Work to complete:
Before you reproduce the entries that follow, strip out any image they contain and keep the rest exact.

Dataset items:
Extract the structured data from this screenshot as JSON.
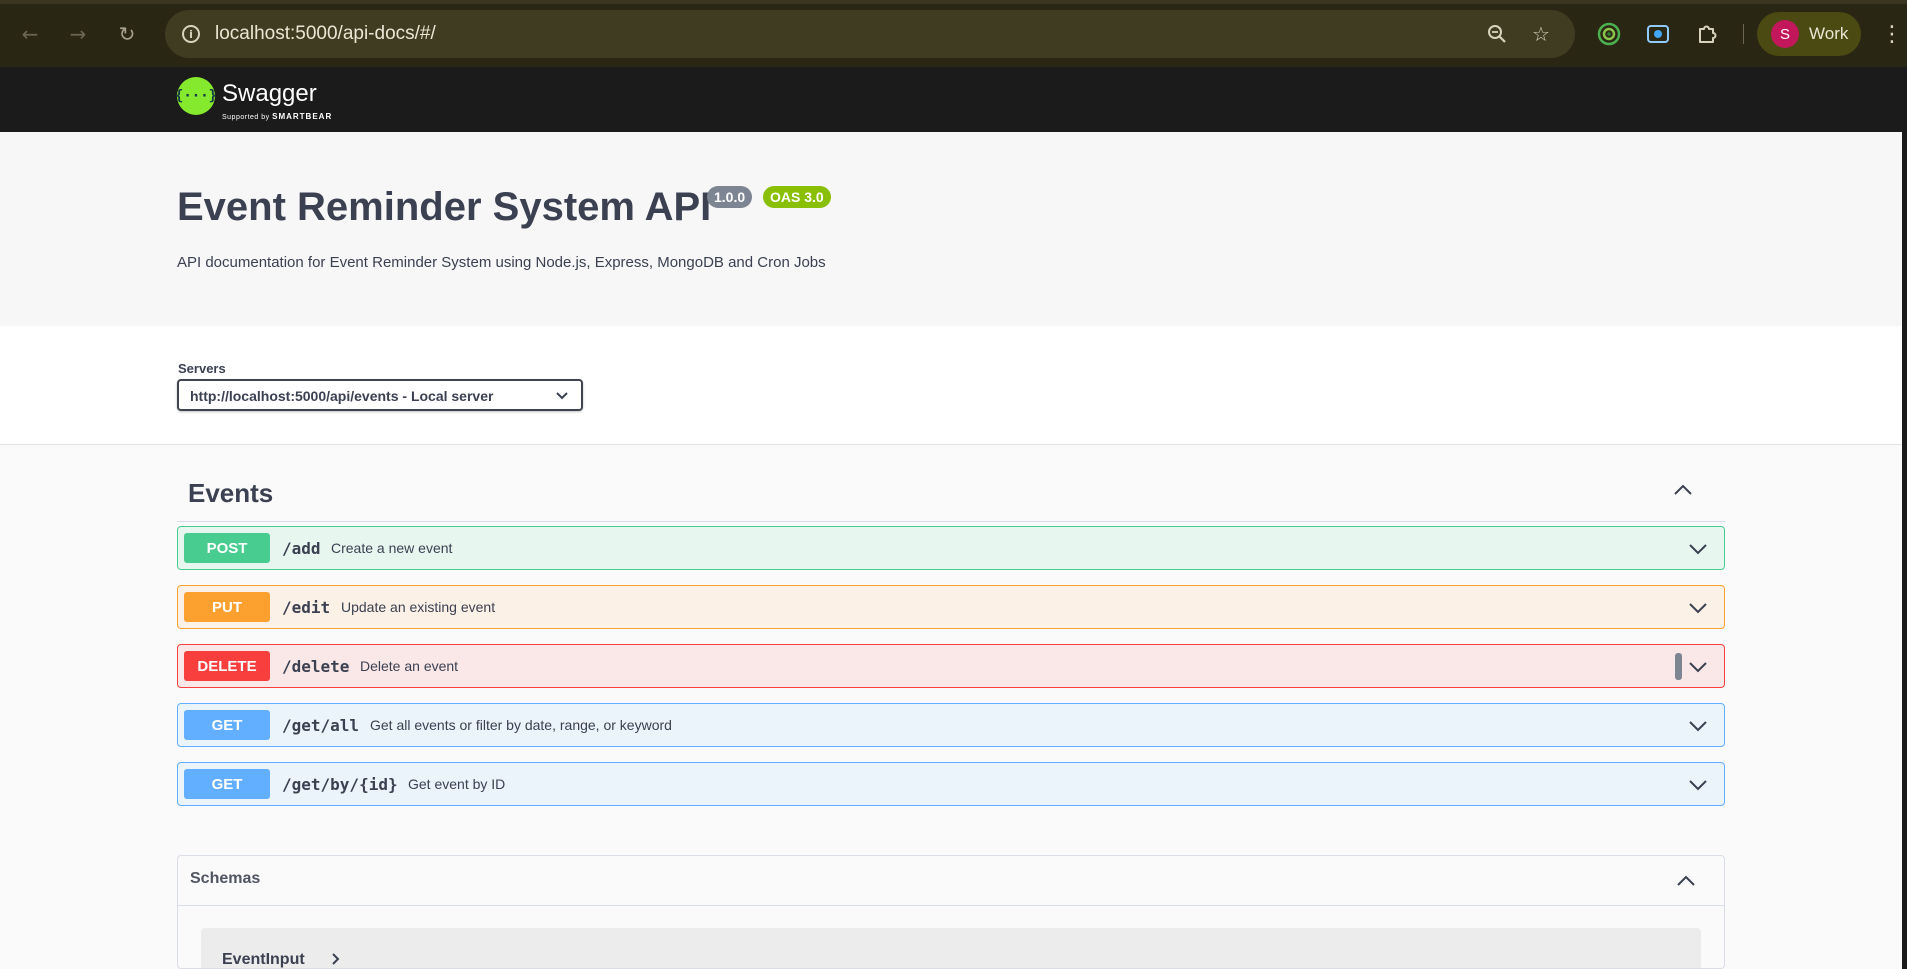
{
  "browser": {
    "url": "localhost:5000/api-docs/#/",
    "profile_initial": "S",
    "profile_name": "Work"
  },
  "swagger": {
    "logo_text": "Swagger",
    "logo_mark": "{···}",
    "logo_sub_prefix": "Supported by",
    "logo_sub_brand": "SMARTBEAR"
  },
  "info": {
    "title": "Event Reminder System API",
    "version_badge": "1.0.0",
    "oas_badge": "OAS 3.0",
    "description": "API documentation for Event Reminder System using Node.js, Express, MongoDB and Cron Jobs"
  },
  "servers": {
    "label": "Servers",
    "selected": "http://localhost:5000/api/events - Local server"
  },
  "tag": {
    "name": "Events"
  },
  "operations": [
    {
      "method": "POST",
      "path": "/add",
      "summary": "Create a new event",
      "color": "#49cc90"
    },
    {
      "method": "PUT",
      "path": "/edit",
      "summary": "Update an existing event",
      "color": "#fca130"
    },
    {
      "method": "DELETE",
      "path": "/delete",
      "summary": "Delete an event",
      "color": "#f93e3e"
    },
    {
      "method": "GET",
      "path": "/get/all",
      "summary": "Get all events or filter by date, range, or keyword",
      "color": "#61affe"
    },
    {
      "method": "GET",
      "path": "/get/by/{id}",
      "summary": "Get event by ID",
      "color": "#61affe"
    }
  ],
  "schemas": {
    "title": "Schemas",
    "items": [
      {
        "name": "EventInput"
      }
    ]
  },
  "icons": {
    "back": "arrow-left-icon",
    "forward": "arrow-right-icon",
    "reload": "reload-icon",
    "site_info": "info-icon",
    "zoom": "zoom-icon",
    "bookmark": "star-icon",
    "extensions": "puzzle-icon",
    "menu": "kebab-menu-icon"
  }
}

Task result:
Extract the structured data from this screenshot as JSON.
{
  "browser": {
    "url": "localhost:5000/api-docs/#/",
    "profile_initial": "S",
    "profile_name": "Work"
  },
  "swagger": {
    "logo_text": "Swagger",
    "logo_mark": "{···}",
    "logo_sub_prefix": "Supported by",
    "logo_sub_brand": "SMARTBEAR"
  },
  "info": {
    "title": "Event Reminder System API",
    "version_badge": "1.0.0",
    "oas_badge": "OAS 3.0",
    "description": "API documentation for Event Reminder System using Node.js, Express, MongoDB and Cron Jobs"
  },
  "servers": {
    "label": "Servers",
    "selected": "http://localhost:5000/api/events - Local server"
  },
  "tag": {
    "name": "Events"
  },
  "operations": [
    {
      "method": "POST",
      "path": "/add",
      "summary": "Create a new event",
      "color": "#49cc90"
    },
    {
      "method": "PUT",
      "path": "/edit",
      "summary": "Update an existing event",
      "color": "#fca130"
    },
    {
      "method": "DELETE",
      "path": "/delete",
      "summary": "Delete an event",
      "color": "#f93e3e"
    },
    {
      "method": "GET",
      "path": "/get/all",
      "summary": "Get all events or filter by date, range, or keyword",
      "color": "#61affe"
    },
    {
      "method": "GET",
      "path": "/get/by/{id}",
      "summary": "Get event by ID",
      "color": "#61affe"
    }
  ],
  "schemas": {
    "title": "Schemas",
    "items": [
      {
        "name": "EventInput"
      }
    ]
  },
  "icons": {
    "back": "arrow-left-icon",
    "forward": "arrow-right-icon",
    "reload": "reload-icon",
    "site_info": "info-icon",
    "zoom": "zoom-icon",
    "bookmark": "star-icon",
    "extensions": "puzzle-icon",
    "menu": "kebab-menu-icon"
  }
}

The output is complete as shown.